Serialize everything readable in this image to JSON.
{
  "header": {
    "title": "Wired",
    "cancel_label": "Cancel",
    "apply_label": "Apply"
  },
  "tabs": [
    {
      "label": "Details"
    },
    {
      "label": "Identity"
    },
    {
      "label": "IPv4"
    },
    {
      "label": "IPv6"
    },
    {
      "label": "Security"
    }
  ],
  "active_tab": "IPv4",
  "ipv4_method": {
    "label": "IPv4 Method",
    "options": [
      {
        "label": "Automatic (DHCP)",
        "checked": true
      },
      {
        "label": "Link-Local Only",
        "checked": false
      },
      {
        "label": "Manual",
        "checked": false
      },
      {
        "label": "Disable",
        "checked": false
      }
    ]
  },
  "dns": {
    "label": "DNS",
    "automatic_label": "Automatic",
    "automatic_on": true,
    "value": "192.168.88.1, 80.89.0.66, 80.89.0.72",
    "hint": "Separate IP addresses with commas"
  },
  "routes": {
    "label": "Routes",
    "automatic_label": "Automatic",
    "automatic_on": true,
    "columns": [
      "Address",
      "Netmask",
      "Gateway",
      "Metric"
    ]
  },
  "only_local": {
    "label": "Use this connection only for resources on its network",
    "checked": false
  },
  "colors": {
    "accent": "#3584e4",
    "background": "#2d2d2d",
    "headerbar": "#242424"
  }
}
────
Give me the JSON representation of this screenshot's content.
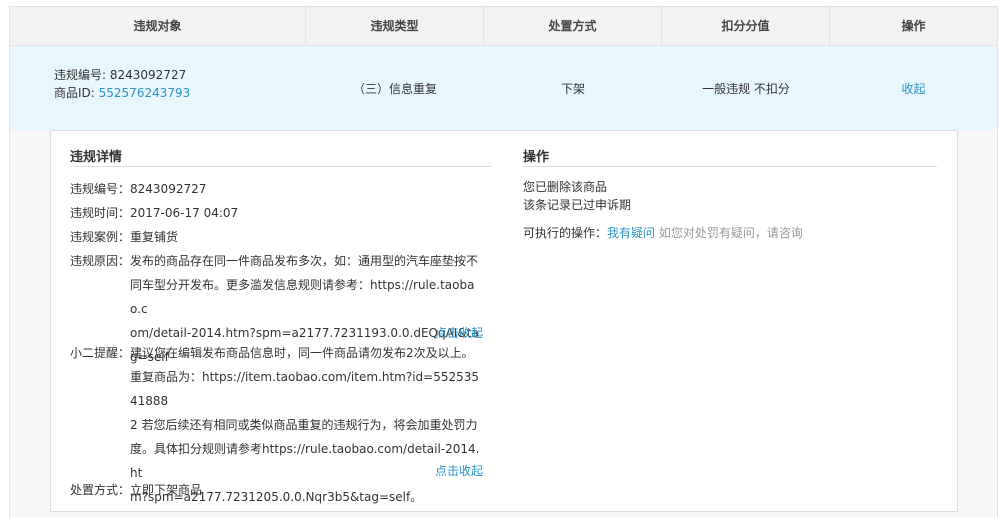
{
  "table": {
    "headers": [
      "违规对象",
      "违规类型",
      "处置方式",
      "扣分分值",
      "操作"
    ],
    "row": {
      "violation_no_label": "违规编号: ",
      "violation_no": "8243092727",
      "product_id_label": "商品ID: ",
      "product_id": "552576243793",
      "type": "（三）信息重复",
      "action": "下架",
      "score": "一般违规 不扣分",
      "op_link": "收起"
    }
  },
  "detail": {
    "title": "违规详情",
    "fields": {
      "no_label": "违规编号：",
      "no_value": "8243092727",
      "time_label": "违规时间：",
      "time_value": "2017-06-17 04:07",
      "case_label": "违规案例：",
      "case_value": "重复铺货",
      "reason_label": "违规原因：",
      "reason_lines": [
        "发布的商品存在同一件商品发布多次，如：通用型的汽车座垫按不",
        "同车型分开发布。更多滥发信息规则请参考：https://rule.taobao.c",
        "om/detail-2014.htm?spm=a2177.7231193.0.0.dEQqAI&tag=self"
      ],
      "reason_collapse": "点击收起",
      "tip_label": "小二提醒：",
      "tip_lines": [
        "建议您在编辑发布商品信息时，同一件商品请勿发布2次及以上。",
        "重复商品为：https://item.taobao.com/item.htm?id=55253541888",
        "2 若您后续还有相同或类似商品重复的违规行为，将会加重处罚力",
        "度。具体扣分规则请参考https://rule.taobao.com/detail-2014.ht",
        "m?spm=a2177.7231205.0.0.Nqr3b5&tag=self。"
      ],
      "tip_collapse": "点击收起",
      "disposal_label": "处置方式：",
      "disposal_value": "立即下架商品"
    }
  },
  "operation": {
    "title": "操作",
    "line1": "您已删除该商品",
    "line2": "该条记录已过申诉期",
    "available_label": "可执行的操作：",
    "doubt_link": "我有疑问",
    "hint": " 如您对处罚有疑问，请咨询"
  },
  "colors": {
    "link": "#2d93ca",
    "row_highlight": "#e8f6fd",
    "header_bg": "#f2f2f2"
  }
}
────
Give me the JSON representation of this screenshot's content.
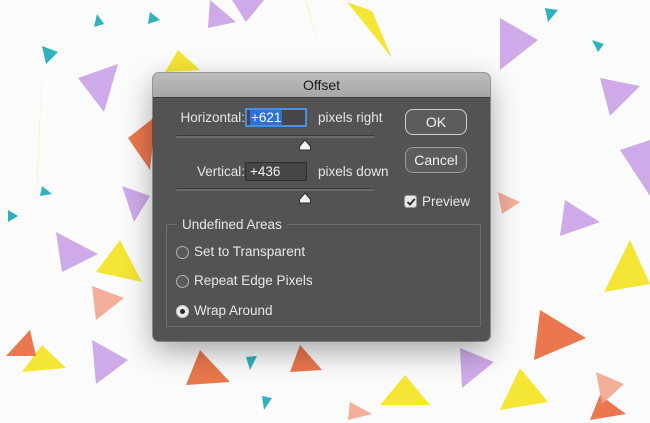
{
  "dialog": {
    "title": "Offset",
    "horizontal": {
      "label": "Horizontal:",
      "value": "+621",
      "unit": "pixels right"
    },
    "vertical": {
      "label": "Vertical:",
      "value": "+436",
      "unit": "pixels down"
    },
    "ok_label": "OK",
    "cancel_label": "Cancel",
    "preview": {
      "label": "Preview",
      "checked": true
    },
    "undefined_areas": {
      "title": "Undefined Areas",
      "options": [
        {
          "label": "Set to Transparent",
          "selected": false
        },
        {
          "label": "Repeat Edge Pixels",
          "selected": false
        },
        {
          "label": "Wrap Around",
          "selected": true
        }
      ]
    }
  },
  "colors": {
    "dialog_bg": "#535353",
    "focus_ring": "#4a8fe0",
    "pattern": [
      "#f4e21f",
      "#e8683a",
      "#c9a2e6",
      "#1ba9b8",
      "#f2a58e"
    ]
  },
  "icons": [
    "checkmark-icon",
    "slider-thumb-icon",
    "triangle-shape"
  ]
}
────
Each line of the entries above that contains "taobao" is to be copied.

=== Task result ===
        "同车型分开发布。更多滥发信息规则请参考：https://rule.taobao.c",
        "重复商品为：https://item.taobao.com/item.htm?id=55253541888",
        "度。具体扣分规则请参考https://rule.taobao.com/detail-2014.ht",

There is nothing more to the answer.